After the circuit court or state supreme court has ruled on a case, either party may choose to appeal to the Supreme Court. Unlike circuit court appeals, however, the Supreme Court is usually not required to hear the appeal. If the writ is granted, the Supreme Court will take briefs and conduct oral argument. The Court typically hears cases when there are conflicting decisions across the country on a particular issue or when there is an egregious error in a case. There are nine justices on the court — eight associate justices and one chief justice.

The Constitution sets no requirements for Supreme Court justices, though all current members of the court are lawyers and most have served as circuit court judges. Justices are also often former law professors. The chief justice acts as the administrator of the court and is chosen by the President and approved by the Congress when the position is vacant. The Supreme Court meets in Washington, D. The court conducts its annual term from the first Monday of October until each summer, usually ending in late June.

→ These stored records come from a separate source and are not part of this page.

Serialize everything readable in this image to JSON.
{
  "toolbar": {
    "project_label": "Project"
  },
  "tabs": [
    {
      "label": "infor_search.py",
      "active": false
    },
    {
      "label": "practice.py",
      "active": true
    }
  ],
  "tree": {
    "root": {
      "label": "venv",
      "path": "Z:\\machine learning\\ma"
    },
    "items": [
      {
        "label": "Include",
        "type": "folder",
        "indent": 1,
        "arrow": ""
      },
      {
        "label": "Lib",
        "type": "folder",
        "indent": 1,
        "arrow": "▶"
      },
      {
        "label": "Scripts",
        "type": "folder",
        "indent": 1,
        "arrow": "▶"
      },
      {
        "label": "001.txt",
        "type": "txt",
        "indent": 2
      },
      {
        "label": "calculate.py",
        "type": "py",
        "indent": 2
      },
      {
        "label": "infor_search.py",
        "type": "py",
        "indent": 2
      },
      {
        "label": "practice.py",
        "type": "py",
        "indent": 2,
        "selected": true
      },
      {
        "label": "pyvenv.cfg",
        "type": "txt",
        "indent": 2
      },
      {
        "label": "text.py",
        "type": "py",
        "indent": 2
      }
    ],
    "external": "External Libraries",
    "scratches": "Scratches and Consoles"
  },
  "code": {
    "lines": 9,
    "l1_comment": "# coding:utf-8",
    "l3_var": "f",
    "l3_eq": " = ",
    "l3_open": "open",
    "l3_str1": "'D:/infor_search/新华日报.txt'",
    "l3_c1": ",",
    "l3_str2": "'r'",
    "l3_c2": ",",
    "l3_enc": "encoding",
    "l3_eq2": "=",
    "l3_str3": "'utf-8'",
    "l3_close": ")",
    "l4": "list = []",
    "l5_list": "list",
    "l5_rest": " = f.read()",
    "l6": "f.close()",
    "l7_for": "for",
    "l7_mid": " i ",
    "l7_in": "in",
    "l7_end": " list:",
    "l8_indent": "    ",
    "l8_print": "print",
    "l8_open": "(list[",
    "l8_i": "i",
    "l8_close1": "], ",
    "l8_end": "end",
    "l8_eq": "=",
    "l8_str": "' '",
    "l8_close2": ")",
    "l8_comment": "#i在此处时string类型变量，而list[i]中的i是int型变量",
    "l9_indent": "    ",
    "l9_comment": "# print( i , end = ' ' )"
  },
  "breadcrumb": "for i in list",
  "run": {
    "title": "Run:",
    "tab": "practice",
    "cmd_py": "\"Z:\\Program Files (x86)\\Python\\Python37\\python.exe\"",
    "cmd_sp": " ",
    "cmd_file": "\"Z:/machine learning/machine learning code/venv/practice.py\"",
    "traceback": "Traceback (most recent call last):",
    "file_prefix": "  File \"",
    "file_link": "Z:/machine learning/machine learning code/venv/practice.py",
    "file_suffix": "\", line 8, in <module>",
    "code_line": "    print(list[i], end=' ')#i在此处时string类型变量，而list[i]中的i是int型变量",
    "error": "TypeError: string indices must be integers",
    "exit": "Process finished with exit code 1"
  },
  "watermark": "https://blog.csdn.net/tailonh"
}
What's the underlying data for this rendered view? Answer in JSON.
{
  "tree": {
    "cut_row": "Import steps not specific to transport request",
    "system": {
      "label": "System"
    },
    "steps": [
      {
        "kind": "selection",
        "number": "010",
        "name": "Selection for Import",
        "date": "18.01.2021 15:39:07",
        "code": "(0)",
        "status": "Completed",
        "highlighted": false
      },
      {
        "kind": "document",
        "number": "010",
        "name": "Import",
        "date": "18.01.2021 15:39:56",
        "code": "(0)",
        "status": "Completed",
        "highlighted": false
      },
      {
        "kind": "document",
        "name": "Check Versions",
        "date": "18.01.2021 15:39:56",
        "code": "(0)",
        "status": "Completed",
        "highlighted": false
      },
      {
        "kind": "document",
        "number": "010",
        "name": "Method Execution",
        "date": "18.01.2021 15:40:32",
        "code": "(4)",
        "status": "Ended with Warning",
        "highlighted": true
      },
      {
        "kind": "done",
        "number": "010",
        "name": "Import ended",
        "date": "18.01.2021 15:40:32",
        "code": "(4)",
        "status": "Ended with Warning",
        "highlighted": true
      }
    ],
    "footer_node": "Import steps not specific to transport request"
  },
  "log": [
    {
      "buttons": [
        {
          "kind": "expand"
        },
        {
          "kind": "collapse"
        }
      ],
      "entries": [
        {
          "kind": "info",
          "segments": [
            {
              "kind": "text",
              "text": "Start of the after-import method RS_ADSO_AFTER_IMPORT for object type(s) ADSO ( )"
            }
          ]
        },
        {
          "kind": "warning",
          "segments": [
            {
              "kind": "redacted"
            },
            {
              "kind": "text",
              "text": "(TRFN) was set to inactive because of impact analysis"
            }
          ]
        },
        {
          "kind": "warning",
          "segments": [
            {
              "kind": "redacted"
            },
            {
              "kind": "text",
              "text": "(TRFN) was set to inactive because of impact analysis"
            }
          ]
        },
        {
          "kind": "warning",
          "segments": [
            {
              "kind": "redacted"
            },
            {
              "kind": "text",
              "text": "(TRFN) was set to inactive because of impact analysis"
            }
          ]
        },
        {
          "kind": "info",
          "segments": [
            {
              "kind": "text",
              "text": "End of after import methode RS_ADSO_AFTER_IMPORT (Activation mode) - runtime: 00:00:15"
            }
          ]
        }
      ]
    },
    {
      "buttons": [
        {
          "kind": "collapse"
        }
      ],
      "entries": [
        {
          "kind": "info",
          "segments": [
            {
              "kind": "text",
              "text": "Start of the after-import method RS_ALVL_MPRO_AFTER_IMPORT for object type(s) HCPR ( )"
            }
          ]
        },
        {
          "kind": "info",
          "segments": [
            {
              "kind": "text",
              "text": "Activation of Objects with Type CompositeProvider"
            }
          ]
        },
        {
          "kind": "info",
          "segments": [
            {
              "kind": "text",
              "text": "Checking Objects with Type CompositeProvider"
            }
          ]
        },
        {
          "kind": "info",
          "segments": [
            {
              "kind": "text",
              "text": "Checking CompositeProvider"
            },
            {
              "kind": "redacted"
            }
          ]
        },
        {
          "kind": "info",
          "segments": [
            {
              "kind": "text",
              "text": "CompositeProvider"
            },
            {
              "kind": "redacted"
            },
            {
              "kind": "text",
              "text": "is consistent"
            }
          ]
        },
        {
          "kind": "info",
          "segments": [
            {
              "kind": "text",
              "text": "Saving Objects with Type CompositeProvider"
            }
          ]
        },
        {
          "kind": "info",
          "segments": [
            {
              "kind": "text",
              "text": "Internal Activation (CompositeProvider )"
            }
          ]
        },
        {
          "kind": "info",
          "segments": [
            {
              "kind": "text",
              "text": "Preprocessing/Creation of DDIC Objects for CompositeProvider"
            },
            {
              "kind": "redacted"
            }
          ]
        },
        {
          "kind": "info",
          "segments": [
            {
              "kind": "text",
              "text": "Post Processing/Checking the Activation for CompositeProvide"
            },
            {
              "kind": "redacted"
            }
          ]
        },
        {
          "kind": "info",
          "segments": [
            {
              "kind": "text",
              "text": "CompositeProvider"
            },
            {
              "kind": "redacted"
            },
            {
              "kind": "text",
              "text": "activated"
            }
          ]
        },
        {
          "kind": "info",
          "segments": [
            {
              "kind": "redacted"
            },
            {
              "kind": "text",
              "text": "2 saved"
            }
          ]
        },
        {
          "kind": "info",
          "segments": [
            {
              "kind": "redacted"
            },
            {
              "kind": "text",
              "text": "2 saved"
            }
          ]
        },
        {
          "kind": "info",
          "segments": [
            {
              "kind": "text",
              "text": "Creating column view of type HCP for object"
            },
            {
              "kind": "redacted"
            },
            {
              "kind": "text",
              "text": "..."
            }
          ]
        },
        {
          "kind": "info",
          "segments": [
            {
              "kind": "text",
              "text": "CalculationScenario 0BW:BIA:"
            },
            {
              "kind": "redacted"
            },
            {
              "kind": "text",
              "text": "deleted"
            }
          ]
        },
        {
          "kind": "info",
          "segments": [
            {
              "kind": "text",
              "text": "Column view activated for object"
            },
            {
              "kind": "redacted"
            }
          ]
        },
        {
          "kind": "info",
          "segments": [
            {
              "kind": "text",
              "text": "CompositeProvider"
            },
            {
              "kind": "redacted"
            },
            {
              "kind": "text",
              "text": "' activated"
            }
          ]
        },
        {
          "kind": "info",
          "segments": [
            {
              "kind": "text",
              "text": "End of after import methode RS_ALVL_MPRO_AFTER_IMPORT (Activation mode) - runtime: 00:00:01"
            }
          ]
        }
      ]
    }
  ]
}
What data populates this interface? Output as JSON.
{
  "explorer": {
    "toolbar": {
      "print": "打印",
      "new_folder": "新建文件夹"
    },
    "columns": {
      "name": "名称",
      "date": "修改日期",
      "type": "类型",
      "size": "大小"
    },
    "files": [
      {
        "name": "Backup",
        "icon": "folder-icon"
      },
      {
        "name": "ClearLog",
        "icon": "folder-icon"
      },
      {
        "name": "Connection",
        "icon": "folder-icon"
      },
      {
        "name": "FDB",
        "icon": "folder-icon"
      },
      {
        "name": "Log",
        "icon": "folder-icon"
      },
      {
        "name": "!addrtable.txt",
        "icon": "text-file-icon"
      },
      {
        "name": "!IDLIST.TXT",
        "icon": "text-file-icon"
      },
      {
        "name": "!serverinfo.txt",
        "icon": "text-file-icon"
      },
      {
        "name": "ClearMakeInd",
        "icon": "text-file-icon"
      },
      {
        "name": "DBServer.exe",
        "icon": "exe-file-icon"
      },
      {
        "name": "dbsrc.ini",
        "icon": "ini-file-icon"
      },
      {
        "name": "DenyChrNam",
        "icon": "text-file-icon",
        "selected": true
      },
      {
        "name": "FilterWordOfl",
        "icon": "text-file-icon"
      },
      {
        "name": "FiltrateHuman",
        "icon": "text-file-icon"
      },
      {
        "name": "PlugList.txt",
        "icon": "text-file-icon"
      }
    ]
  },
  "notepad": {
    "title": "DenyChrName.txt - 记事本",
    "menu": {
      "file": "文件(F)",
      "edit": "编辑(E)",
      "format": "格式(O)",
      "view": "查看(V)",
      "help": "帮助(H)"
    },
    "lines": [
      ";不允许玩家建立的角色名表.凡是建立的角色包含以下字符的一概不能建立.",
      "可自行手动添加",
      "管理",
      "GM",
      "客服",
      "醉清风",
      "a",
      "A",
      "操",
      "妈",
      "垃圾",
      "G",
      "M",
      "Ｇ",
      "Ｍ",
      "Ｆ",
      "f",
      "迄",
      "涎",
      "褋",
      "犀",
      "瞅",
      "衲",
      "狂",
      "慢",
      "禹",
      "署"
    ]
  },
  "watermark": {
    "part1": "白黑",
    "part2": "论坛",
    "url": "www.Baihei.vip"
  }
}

You are here U. Introduction To The Federal Court System The federal court system has three main levels: district courts the trial court , circuit courts which are the first level of appeal, and the Supreme Court of the United States, the final level of appeal in the federal system.